## Provided records
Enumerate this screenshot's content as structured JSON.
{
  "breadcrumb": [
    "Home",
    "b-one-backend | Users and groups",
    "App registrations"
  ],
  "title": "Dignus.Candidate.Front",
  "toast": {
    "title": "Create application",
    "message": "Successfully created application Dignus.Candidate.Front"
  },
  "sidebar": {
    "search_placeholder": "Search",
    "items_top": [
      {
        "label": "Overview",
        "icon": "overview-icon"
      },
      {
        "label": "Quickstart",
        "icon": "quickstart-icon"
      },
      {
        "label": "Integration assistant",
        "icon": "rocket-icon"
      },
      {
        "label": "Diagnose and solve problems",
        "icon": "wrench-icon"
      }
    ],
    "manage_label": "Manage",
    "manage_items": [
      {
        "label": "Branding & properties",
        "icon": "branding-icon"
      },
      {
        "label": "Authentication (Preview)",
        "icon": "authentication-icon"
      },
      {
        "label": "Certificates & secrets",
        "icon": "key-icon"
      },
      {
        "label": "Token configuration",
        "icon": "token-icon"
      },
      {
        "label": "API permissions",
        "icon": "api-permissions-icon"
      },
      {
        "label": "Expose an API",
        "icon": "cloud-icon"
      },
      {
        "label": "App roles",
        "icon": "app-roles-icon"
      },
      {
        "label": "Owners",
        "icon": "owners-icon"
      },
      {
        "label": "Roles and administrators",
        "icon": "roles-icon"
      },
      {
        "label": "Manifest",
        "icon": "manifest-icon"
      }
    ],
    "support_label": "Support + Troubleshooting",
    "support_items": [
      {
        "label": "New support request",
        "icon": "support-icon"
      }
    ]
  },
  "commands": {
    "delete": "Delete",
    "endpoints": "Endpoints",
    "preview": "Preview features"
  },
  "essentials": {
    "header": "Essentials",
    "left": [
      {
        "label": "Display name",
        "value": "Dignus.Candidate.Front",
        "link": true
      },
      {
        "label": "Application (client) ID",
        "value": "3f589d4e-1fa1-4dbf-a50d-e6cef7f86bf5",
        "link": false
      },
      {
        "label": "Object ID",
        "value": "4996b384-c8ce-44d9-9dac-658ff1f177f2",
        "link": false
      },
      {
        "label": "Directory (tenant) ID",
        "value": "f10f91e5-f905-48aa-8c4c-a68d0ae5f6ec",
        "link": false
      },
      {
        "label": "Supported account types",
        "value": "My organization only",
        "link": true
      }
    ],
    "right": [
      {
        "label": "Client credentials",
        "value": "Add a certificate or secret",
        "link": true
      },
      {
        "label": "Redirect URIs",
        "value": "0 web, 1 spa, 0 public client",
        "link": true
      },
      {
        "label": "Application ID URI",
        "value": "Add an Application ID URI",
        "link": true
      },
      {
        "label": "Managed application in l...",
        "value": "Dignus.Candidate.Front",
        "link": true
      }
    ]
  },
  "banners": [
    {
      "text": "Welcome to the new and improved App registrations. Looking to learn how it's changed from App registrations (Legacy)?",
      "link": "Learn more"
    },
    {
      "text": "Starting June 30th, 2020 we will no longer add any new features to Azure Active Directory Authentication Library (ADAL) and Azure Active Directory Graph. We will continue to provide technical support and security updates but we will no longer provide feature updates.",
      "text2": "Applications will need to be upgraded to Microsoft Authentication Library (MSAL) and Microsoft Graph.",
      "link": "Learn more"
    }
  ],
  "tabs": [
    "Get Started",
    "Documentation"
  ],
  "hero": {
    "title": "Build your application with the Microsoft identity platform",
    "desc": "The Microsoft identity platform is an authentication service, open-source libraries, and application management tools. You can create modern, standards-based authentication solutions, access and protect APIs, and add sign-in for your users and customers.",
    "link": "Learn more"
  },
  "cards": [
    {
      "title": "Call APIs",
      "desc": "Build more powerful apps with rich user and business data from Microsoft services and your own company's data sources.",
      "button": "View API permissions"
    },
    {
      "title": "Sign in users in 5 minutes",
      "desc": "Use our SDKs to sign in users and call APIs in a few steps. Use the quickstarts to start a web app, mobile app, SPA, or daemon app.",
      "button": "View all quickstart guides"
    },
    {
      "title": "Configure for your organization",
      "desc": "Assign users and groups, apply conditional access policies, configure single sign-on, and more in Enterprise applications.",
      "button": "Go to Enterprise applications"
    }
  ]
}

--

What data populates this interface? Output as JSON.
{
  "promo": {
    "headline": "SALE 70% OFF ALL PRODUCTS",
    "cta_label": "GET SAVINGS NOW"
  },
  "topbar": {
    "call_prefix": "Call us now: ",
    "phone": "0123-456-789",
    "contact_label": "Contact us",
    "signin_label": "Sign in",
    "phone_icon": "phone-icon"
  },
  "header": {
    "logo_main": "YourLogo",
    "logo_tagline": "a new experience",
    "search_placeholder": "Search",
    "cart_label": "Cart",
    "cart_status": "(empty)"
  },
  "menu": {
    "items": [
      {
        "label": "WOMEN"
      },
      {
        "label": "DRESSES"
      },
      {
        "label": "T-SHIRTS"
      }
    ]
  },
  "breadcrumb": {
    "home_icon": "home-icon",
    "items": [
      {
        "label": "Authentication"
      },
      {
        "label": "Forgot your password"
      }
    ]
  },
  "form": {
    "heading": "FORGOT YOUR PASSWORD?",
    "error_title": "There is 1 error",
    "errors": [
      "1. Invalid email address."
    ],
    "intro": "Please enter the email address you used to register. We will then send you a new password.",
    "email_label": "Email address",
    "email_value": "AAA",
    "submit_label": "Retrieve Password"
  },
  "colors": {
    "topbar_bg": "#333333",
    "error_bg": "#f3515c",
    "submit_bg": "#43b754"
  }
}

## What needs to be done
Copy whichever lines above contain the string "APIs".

## Result
    "desc": "The Microsoft identity platform is an authentication service, open-source libraries, and application management tools. You can create modern, standards-based authentication solutions, access and protect APIs, and add sign-in for your users and customers.",
      "title": "Call APIs",
      "desc": "Use our SDKs to sign in users and call APIs in a few steps. Use the quickstarts to start a web app, mobile app, SPA, or daemon app.",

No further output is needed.